[Web page and app entries]

────────

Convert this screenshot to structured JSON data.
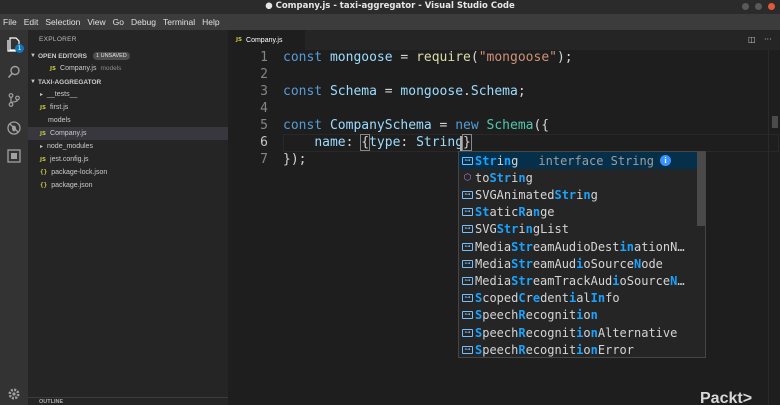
{
  "window": {
    "title": "● Company.js - taxi-aggregator - Visual Studio Code"
  },
  "menu": [
    "File",
    "Edit",
    "Selection",
    "View",
    "Go",
    "Debug",
    "Terminal",
    "Help"
  ],
  "activity_bar": {
    "items": [
      "files-icon",
      "search-icon",
      "source-control-icon",
      "debug-icon",
      "extensions-icon"
    ],
    "files_badge": "1",
    "bottom": "gear-icon"
  },
  "sidebar": {
    "header": "EXPLORER",
    "open_editors": {
      "title": "OPEN EDITORS",
      "badge": "1 UNSAVED",
      "items": [
        {
          "type": "JS",
          "name": "Company.js",
          "folder": "models"
        }
      ]
    },
    "project": {
      "title": "TAXI-AGGREGATOR",
      "items": [
        {
          "kind": "folder",
          "name": "__tests__",
          "open": true
        },
        {
          "kind": "js",
          "name": "first.js"
        },
        {
          "kind": "folder-plain",
          "name": "models"
        },
        {
          "kind": "js",
          "name": "Company.js",
          "active": true
        },
        {
          "kind": "folder",
          "name": "node_modules",
          "open": false
        },
        {
          "kind": "js",
          "name": "jest.config.js"
        },
        {
          "kind": "json",
          "name": "package-lock.json"
        },
        {
          "kind": "json",
          "name": "package.json"
        }
      ]
    },
    "outline": "OUTLINE"
  },
  "editor": {
    "tab": {
      "type": "JS",
      "label": "Company.js"
    },
    "tab_actions": [
      "split-editor-icon",
      "more-actions-icon"
    ],
    "cursor_line": 6,
    "lines": [
      {
        "num": "1",
        "text": "const mongoose = require(\"mongoose\");"
      },
      {
        "num": "2",
        "text": ""
      },
      {
        "num": "3",
        "text": "const Schema = mongoose.Schema;"
      },
      {
        "num": "4",
        "text": ""
      },
      {
        "num": "5",
        "text": "const CompanySchema = new Schema({"
      },
      {
        "num": "6",
        "text": "    name: {type: String}"
      },
      {
        "num": "7",
        "text": "});"
      }
    ]
  },
  "suggest": {
    "selected_detail": "interface String",
    "items": [
      {
        "icon": "interface",
        "label": "String"
      },
      {
        "icon": "method",
        "label": "toString"
      },
      {
        "icon": "interface",
        "label": "SVGAnimatedString"
      },
      {
        "icon": "interface",
        "label": "StaticRange"
      },
      {
        "icon": "interface",
        "label": "SVGStringList"
      },
      {
        "icon": "interface",
        "label": "MediaStreamAudioDestinationN…"
      },
      {
        "icon": "interface",
        "label": "MediaStreamAudioSourceNode"
      },
      {
        "icon": "interface",
        "label": "MediaStreamTrackAudioSourceN…"
      },
      {
        "icon": "interface",
        "label": "ScopedCredentialInfo"
      },
      {
        "icon": "interface",
        "label": "SpeechRecognition"
      },
      {
        "icon": "interface",
        "label": "SpeechRecognitionAlternative"
      },
      {
        "icon": "interface",
        "label": "SpeechRecognitionError"
      }
    ]
  },
  "watermark": "Packt>",
  "colors": {
    "accent": "#1177bb",
    "selection": "#062f4a",
    "match": "#18a3ff"
  }
}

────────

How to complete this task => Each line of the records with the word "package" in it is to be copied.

Answer box =>
          "name": "package-lock.json"
          "name": "package.json"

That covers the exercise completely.